Prime Minister David Cameron has made an agreement on emissions that extends past the 2020 boundary, it has been reported. Expected to be announced in full tomorrow, the decision will extend the UK’s carbon budget beyond the existing 2020 deadline up to 2027, and call for a shake-up in the way the country’s energy is produced.

The new carbon budget for 2022 to 2027 is expected to increase the pace of cuts and could effectively set the country on course to halve carbon emissions by 2025 on 1990 levels. The existing commitment outlines a cut of 34% by 2020.

Recent reports suggest that the decision process has been held up due to a disagreement between Energy and Climate Change Secretary Chris Huhne and Business Secretary Vince Cable on whether to accept the recommendations of the Committee on Climate Change on emissions cuts. The commitment was due to have been finalised at the Cabinet’s Economic Affairs sub-committee on Monday but disagreements were so serious that negotiations were concluded outside the committee.

Cabinet Office Minister Oliver Letwin is said to have played a major role in negotiations, while the Prime Minister personally intervened to establish a final agreement. This move comes as Cameron remains under scrutiny over environmental policy, with adversaries saying he has failed to keep his promise to create the ‘greenest Government ever.’ Had he rejected the climate committee’s advice, environmentalists claim he would have lost all credibility.

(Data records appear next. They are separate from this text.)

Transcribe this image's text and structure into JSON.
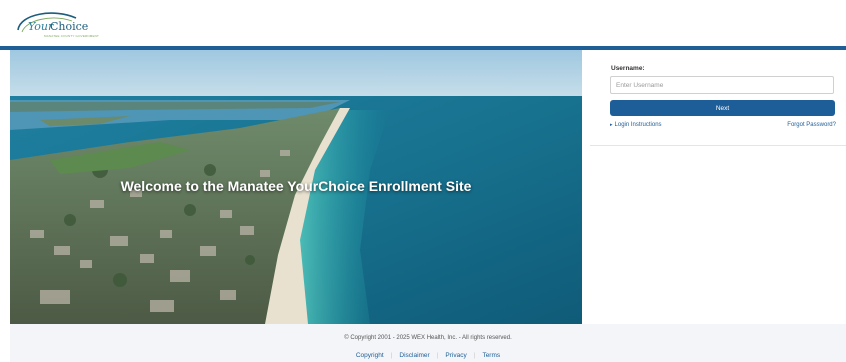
{
  "header": {
    "logo_your": "Your",
    "logo_choice": "Choice",
    "logo_tagline": "MANATEE COUNTY GOVERNMENT"
  },
  "hero": {
    "title": "Welcome to the Manatee YourChoice Enrollment Site"
  },
  "login": {
    "username_label": "Username:",
    "username_placeholder": "Enter Username",
    "username_value": "",
    "next_label": "Next",
    "instructions_link": "Login Instructions",
    "forgot_link": "Forgot Password?"
  },
  "footer": {
    "copyright": "© Copyright 2001 - 2025 WEX Health, Inc. - All rights reserved.",
    "links": [
      "Copyright",
      "Disclaimer",
      "Privacy",
      "Terms"
    ]
  },
  "colors": {
    "brand_blue": "#1e5e98",
    "header_bar": "#1f5f95",
    "footer_bg": "#f3f5f8"
  },
  "icons": {
    "instructions_toggle": "triangle-right-icon"
  }
}
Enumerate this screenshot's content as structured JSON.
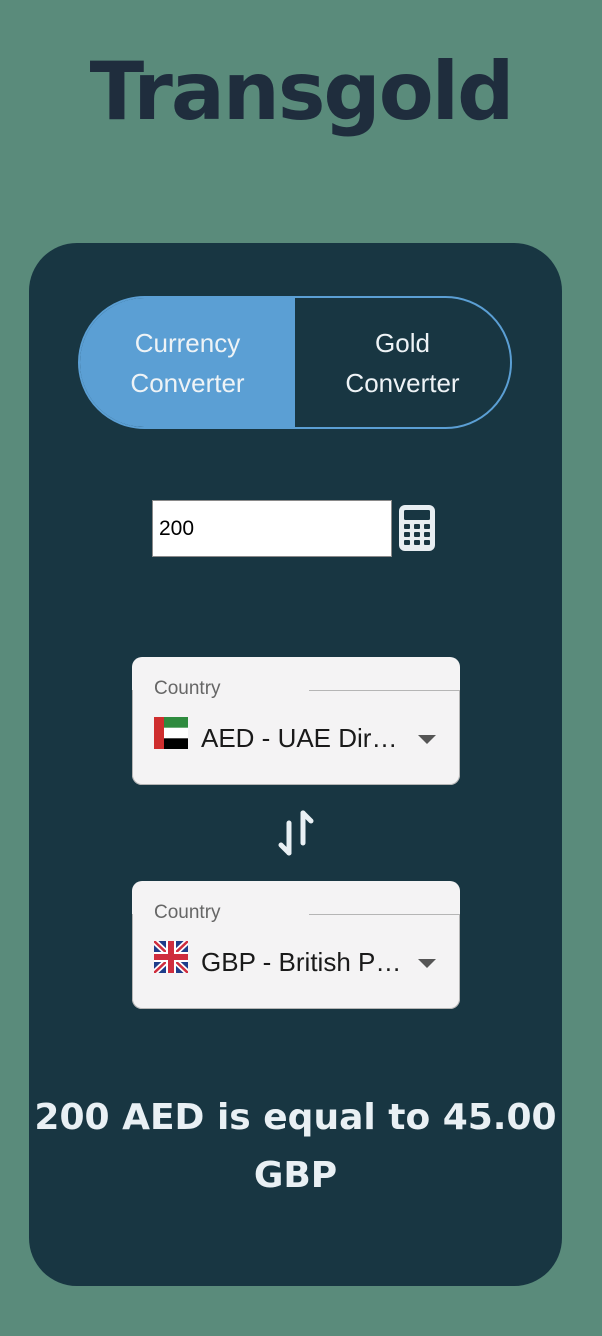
{
  "app": {
    "title": "Transgold"
  },
  "tabs": [
    {
      "label": "Currency\nConverter",
      "active": true
    },
    {
      "label": "Gold\nConverter",
      "active": false
    }
  ],
  "amount": {
    "value": "200",
    "icon": "calculator-icon"
  },
  "from_select": {
    "label": "Country",
    "value": "AED - UAE Dirham",
    "display": "AED - UAE Dir…",
    "flag_icon": "uae-flag-icon"
  },
  "swap": {
    "icon": "swap-arrows-icon"
  },
  "to_select": {
    "label": "Country",
    "value": "GBP - British Pound",
    "display": "GBP - British P…",
    "flag_icon": "uk-flag-icon"
  },
  "result": {
    "text": "200 AED is equal to 45.00 GBP"
  },
  "colors": {
    "background": "#5a8b7b",
    "card": "#183642",
    "accent": "#5b9fd4",
    "title": "#1f2d3d"
  }
}
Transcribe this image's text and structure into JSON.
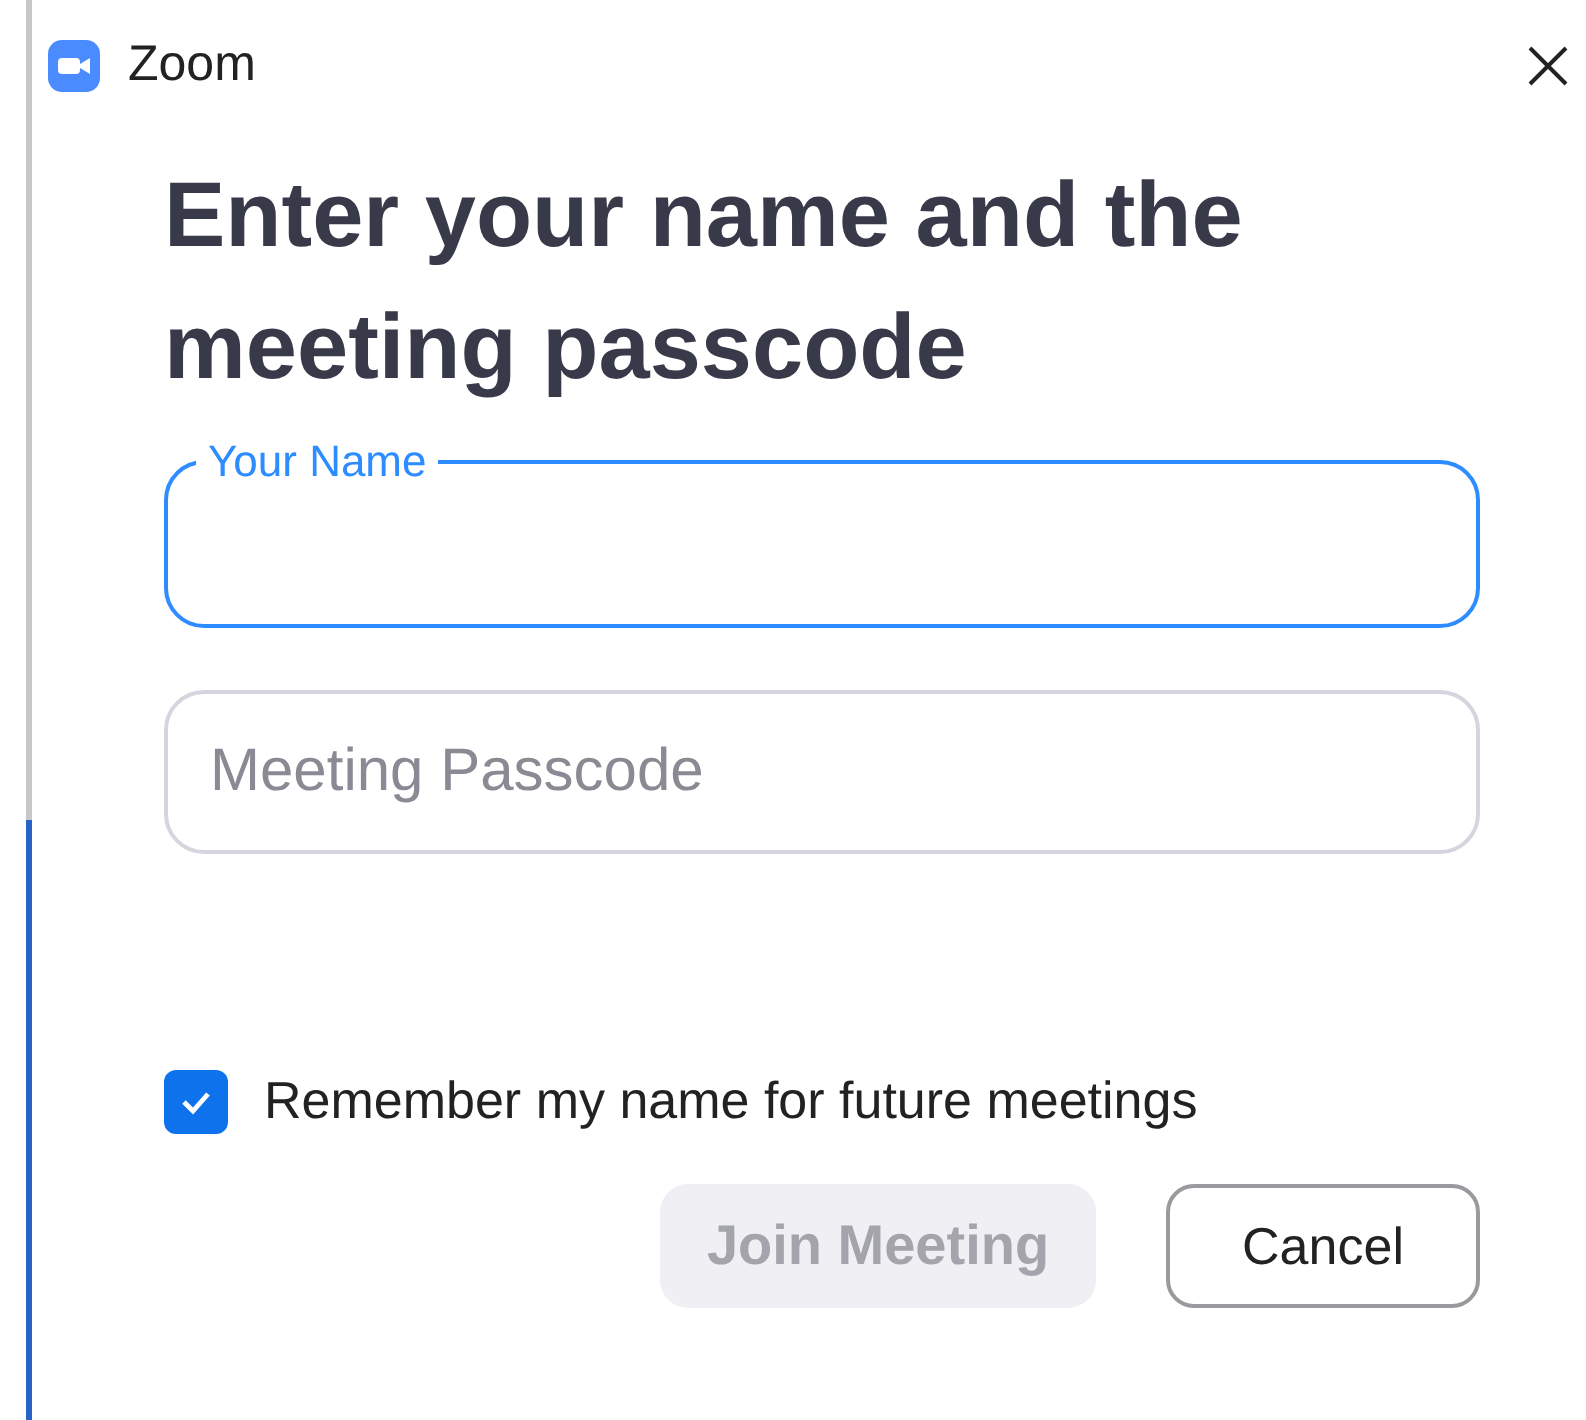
{
  "window": {
    "title": "Zoom"
  },
  "heading": "Enter your name and the meeting passcode",
  "fields": [
    {
      "label": "Your Name",
      "focused": true
    },
    {
      "placeholder": "Meeting Passcode",
      "focused": false
    }
  ],
  "remember": {
    "label": "Remember my name for future meetings",
    "checked": true
  },
  "buttons": [
    {
      "label": "Join Meeting",
      "kind": "primary",
      "disabled": true
    },
    {
      "label": "Cancel",
      "kind": "secondary",
      "disabled": false
    }
  ]
}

While most green campaign groups welcome this news, others have suggested that this addition to the existing commitment could have a negative impact on the economy, and place a burden on UK industry.

Greenpeace described the agreement as a “rare victory for the green growth agenda” in the face of what it said was “vehement” opposition from the Treasury and the Department of Business.

However Tata Steel, chemicals giant Ineos, and Syngenta, the seeds and pesticide group, have all cautioned against cutting carbon too quickly as they fear that green taxes on pollution – introduced to force companies to cut carbon – could drive companies abroad and result in numerous job losses.

Yet Tesco, Unilever, the John Lewis Partnership and Kingfisher (the company that runs B&Q) all back tougher carbon budgets, arguing that ambitious targets will actually drive growth in green jobs and make Britain a leader in renewables.

Friends of the Earth said Huhne should have gone further and accepted advice to tighten the UK’s existing target of 34% reduction in emissions by 2020, to compensate for the cuts already achieved due to the recession.